> [TASK DESCRIPTION]:
Report how many lines in the data below hold the string "JSON". Nothing else should appear in the answer.

==== DATA TO EXAMINE

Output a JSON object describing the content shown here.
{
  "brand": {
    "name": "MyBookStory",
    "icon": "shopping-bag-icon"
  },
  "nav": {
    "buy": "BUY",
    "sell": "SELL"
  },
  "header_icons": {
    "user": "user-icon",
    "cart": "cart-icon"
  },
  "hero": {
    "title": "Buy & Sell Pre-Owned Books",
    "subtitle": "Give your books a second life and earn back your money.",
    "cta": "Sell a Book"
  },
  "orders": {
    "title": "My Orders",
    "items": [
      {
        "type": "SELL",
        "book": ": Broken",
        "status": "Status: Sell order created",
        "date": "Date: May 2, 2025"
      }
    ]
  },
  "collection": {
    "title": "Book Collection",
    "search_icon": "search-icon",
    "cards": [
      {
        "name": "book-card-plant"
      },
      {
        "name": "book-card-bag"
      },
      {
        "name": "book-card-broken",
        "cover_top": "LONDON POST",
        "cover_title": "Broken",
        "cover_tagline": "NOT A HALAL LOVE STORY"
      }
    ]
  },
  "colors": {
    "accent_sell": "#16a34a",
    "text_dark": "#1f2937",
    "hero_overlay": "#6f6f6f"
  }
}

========
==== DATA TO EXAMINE

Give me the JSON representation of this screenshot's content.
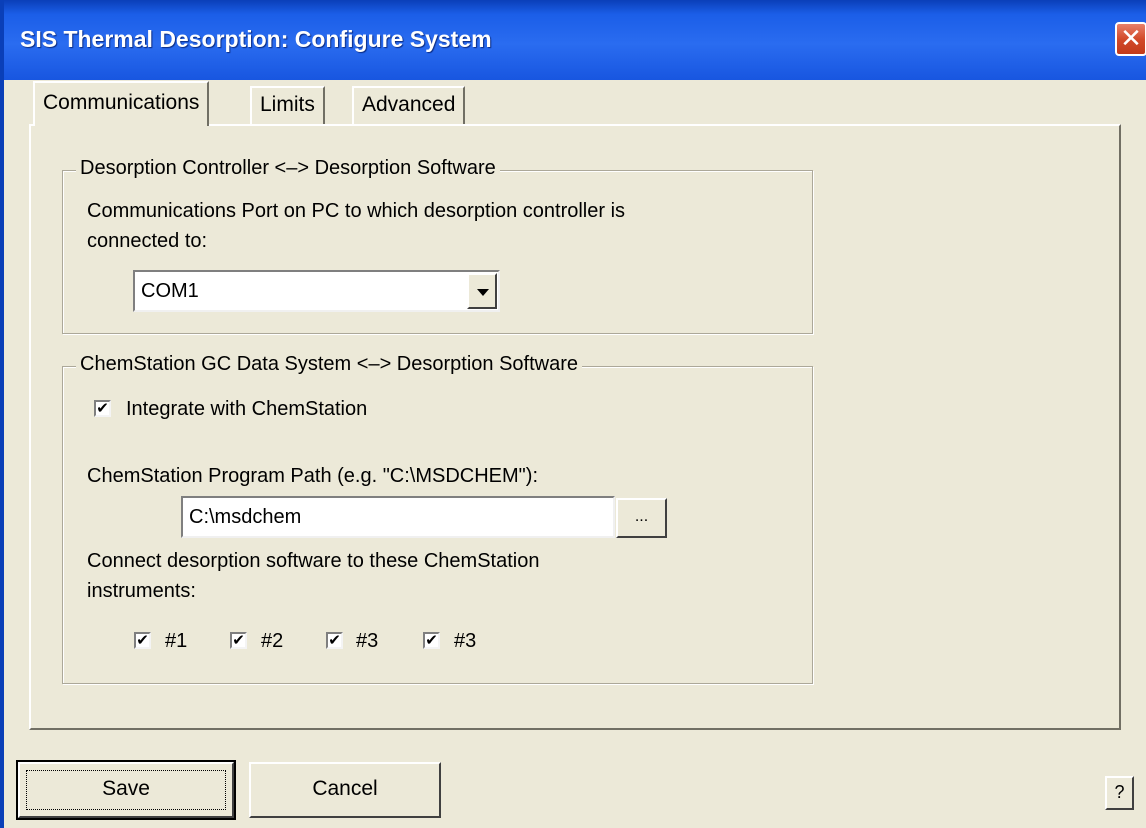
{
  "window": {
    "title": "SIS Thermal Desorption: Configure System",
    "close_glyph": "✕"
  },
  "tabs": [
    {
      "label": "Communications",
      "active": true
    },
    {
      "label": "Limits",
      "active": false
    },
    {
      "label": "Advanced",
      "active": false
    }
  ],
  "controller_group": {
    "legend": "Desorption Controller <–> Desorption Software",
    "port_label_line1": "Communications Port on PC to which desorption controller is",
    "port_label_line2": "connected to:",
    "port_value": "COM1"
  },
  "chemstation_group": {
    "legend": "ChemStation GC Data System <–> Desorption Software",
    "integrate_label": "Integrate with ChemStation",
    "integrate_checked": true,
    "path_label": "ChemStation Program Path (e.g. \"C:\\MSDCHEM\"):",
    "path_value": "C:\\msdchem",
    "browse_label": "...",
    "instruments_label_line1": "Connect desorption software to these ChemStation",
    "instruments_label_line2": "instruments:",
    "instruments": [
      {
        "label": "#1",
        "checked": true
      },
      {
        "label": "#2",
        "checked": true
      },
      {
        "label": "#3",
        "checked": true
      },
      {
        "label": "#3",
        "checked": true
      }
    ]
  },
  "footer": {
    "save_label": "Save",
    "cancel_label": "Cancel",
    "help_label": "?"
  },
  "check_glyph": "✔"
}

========
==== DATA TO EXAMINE

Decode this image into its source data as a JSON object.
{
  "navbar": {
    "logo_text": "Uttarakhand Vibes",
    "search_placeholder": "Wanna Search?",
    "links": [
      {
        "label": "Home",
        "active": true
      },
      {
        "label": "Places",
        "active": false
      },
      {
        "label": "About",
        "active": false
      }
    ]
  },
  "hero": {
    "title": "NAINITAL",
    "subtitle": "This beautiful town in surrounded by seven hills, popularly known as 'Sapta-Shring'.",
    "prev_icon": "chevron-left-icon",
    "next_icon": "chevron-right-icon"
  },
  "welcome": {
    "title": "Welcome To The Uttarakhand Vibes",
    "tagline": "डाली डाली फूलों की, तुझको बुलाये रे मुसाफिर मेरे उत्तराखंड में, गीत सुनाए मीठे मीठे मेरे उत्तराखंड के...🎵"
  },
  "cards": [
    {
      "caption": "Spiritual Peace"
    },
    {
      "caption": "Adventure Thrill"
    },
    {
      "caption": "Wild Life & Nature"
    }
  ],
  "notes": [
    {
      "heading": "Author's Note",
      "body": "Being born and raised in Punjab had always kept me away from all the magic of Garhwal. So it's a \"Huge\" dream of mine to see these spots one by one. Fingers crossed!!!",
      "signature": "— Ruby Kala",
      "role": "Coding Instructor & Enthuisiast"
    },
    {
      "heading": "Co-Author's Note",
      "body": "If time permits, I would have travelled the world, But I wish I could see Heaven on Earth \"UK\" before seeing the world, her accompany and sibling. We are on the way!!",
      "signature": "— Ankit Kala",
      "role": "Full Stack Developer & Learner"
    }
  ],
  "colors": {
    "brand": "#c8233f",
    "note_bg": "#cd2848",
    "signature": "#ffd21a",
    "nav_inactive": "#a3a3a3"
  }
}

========

> [RESULT OF THIS TASK]:
3